### TASK PROMPT
In how many lines of the records does the string "title" appear? State only the number.

### MATERIAL SHOWN

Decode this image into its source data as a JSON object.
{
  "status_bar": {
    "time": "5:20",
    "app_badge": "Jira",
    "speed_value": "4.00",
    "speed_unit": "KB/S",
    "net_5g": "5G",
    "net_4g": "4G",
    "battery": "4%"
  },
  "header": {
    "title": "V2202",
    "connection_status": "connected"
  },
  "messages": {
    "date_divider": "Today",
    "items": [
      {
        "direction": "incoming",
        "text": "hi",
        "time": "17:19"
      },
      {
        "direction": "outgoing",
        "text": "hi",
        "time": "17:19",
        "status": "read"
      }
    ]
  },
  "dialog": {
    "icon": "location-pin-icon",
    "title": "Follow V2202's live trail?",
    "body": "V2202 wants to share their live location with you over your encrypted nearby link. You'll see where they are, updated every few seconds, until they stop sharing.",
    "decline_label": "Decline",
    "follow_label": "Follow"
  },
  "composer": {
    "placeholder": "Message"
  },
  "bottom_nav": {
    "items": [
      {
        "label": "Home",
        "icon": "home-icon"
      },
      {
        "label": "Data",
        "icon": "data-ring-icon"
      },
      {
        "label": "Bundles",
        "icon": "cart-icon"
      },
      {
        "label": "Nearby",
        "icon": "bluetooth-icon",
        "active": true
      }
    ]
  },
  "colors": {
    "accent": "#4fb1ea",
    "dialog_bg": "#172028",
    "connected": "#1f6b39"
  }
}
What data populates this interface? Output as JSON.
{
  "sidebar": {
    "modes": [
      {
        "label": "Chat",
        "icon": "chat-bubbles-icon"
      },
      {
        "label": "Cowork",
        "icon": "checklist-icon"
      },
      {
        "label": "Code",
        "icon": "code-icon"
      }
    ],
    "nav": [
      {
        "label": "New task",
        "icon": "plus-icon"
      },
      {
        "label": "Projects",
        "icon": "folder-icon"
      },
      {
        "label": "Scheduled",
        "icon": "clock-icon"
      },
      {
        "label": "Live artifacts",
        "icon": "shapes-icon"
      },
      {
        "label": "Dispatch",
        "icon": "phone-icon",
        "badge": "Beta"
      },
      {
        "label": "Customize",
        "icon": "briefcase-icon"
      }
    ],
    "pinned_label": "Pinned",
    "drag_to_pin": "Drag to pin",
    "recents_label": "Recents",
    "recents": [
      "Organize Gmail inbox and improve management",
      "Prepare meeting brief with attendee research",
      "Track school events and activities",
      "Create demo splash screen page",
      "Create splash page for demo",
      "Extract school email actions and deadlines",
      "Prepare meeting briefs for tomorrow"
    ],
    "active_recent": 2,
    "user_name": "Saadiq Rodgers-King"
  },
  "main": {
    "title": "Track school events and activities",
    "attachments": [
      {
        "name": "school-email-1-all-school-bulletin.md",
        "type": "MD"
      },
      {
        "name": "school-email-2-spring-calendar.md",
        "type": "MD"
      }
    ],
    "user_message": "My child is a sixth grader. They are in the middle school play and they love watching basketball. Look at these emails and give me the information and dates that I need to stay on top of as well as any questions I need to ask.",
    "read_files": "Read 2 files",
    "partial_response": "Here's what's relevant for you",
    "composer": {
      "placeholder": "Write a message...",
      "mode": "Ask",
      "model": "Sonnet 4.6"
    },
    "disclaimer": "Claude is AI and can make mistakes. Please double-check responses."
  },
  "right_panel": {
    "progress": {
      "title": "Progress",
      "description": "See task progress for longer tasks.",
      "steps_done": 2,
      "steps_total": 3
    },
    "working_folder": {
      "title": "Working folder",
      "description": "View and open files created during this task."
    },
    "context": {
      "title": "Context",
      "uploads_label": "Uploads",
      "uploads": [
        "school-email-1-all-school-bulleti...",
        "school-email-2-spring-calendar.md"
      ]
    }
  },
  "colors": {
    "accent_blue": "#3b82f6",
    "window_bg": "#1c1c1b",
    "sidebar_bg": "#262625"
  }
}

### SOLUTION BELOW
6